[Data to process — start]
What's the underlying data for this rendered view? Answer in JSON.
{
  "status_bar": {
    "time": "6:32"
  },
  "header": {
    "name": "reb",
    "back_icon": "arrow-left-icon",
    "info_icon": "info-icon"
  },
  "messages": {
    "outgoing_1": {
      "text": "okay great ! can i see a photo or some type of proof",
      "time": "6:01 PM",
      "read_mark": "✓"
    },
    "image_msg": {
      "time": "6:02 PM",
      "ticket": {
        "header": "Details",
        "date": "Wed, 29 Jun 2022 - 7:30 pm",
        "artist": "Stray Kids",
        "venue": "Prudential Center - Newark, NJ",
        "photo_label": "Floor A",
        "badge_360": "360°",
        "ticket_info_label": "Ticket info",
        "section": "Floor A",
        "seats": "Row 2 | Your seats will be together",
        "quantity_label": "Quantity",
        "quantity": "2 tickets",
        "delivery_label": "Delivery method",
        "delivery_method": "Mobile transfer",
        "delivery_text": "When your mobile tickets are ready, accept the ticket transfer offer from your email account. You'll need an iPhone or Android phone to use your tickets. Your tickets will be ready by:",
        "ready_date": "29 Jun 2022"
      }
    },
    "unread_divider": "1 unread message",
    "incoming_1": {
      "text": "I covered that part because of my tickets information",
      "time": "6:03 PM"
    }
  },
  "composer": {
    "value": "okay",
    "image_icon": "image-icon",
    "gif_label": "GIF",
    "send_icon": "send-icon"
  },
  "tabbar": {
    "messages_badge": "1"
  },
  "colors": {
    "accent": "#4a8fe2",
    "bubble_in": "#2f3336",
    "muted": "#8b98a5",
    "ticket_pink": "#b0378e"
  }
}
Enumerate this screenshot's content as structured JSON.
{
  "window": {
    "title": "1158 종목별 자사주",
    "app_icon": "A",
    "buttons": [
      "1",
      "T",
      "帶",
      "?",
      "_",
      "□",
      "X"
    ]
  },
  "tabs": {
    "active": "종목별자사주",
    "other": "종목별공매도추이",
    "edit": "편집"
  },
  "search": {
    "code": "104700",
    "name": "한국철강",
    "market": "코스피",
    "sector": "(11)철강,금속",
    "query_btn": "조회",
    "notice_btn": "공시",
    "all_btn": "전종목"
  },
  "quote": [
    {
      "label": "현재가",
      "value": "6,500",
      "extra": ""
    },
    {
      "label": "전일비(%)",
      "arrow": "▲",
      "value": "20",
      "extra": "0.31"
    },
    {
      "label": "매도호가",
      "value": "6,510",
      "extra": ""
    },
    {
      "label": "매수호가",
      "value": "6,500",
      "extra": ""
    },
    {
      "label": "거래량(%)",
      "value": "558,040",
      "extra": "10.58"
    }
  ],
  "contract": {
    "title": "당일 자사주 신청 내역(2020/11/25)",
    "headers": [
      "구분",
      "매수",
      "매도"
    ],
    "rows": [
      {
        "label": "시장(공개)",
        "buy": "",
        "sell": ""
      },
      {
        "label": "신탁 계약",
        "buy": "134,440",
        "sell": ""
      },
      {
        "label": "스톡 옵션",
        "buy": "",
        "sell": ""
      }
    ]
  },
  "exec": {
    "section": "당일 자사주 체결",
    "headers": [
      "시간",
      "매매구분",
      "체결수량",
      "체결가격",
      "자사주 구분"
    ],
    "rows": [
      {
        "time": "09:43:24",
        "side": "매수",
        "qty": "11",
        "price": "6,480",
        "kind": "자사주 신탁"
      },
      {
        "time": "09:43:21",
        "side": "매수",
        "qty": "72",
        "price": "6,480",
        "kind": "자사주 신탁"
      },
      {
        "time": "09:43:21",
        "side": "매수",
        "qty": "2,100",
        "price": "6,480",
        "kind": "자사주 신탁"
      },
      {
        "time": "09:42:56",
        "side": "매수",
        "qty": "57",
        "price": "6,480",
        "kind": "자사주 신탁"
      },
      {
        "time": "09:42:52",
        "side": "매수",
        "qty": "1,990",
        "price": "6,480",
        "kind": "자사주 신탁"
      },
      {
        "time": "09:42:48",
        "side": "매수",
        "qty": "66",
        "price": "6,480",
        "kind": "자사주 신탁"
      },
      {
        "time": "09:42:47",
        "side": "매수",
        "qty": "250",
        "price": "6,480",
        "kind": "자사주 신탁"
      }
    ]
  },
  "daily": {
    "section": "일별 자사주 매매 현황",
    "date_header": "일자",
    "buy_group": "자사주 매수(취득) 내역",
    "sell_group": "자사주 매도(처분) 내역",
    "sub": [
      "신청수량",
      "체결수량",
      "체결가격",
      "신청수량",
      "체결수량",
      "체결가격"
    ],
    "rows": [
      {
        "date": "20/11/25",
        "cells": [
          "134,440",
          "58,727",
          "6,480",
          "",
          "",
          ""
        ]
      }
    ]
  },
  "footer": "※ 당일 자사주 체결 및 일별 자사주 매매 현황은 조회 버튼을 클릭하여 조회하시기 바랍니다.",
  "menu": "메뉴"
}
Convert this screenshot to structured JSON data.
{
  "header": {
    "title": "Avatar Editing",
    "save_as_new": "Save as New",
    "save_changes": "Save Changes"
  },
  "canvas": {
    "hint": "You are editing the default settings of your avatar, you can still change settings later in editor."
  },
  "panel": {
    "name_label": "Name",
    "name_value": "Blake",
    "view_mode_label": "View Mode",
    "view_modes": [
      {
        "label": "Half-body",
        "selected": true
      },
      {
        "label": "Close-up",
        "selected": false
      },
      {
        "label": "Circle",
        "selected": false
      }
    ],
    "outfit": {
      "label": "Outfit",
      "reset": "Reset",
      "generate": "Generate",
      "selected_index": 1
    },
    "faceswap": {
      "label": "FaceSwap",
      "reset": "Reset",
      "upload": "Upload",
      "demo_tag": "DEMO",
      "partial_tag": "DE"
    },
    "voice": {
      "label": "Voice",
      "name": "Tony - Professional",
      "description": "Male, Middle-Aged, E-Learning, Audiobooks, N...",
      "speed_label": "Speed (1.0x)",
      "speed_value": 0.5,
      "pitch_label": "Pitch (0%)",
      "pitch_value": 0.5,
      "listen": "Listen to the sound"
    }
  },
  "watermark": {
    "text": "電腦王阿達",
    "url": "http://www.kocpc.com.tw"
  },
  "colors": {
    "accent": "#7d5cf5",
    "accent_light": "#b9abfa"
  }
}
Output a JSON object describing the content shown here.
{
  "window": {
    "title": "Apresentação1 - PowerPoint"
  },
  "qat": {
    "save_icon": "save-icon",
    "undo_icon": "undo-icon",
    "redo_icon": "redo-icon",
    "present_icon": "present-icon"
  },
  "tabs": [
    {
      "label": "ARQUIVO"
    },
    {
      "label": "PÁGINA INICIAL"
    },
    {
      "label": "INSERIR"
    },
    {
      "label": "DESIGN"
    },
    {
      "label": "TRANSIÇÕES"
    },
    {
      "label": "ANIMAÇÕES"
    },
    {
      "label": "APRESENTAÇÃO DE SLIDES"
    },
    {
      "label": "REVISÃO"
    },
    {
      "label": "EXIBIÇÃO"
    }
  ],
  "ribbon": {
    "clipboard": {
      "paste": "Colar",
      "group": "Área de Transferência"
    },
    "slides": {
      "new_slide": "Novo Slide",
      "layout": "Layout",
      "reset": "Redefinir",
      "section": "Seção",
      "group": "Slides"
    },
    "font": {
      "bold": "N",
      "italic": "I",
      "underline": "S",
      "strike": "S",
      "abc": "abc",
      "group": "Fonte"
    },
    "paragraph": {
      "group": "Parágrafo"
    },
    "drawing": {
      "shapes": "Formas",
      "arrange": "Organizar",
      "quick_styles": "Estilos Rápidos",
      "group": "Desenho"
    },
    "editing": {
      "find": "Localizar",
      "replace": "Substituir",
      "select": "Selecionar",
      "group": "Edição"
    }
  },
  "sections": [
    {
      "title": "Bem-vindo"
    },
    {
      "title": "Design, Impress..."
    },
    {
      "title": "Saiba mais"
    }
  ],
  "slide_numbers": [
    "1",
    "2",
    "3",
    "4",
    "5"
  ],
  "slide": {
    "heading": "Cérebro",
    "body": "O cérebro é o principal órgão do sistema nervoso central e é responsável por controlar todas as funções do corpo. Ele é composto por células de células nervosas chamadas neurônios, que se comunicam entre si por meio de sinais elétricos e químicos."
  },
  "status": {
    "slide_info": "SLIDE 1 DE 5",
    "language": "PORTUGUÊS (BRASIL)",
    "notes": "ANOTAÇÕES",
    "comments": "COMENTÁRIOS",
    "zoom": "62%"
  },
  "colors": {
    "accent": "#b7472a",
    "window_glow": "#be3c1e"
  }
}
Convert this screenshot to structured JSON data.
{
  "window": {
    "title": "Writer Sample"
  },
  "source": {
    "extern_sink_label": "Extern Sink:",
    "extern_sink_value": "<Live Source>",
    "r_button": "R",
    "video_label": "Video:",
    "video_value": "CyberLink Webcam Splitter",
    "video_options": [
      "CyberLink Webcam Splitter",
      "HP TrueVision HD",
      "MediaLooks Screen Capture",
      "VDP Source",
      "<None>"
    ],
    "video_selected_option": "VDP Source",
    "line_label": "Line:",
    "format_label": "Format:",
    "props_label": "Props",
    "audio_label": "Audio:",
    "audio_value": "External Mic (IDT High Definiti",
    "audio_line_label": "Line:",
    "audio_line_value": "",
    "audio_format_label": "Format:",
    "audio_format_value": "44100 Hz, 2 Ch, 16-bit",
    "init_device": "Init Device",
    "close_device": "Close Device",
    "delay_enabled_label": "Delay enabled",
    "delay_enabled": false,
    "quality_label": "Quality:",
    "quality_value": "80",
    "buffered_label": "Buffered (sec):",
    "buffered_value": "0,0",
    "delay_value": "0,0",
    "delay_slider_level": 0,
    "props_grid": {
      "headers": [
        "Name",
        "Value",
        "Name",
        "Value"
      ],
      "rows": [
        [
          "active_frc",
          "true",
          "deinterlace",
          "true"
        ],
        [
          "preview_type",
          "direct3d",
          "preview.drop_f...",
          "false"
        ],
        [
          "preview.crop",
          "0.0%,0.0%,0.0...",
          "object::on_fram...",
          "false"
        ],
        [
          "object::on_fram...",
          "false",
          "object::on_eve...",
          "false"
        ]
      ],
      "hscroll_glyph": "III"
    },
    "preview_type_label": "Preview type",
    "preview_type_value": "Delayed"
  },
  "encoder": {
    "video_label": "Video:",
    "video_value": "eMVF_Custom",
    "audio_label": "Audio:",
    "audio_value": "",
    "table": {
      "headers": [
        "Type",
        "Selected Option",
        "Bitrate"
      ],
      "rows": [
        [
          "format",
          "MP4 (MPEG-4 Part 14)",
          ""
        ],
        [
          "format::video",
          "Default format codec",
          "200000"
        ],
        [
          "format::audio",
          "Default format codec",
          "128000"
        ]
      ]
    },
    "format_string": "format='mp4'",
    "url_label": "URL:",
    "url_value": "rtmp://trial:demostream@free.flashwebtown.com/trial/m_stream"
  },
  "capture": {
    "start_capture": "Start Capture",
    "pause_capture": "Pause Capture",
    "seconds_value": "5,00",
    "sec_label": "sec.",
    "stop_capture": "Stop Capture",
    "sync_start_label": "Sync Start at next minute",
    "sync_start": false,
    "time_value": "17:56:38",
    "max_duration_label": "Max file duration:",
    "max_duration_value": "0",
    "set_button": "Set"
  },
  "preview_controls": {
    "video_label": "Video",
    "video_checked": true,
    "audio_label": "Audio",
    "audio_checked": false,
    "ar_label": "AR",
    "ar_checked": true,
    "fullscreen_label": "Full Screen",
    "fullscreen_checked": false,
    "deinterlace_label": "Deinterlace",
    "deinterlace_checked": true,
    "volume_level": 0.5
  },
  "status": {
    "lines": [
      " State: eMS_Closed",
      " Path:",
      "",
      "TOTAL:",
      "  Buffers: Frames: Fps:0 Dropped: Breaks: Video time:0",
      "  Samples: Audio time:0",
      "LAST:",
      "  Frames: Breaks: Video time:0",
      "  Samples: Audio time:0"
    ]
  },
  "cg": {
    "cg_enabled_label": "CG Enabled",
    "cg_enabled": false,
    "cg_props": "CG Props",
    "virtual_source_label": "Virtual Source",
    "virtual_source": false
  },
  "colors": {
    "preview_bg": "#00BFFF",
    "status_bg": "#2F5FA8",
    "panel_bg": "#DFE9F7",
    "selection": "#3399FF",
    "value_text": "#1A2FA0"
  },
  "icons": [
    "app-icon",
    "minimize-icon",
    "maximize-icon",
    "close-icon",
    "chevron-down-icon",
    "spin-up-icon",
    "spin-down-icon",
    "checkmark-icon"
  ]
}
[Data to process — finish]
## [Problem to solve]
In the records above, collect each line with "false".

## [Task output]
        "selected": false
        "selected": false
    "delay_enabled": false,
          "false"
          "false"
          "false",
          "false"
    "sync_start": false,
    "audio_checked": false,
    "fullscreen_checked": false,
    "cg_enabled": false,
    "virtual_source": false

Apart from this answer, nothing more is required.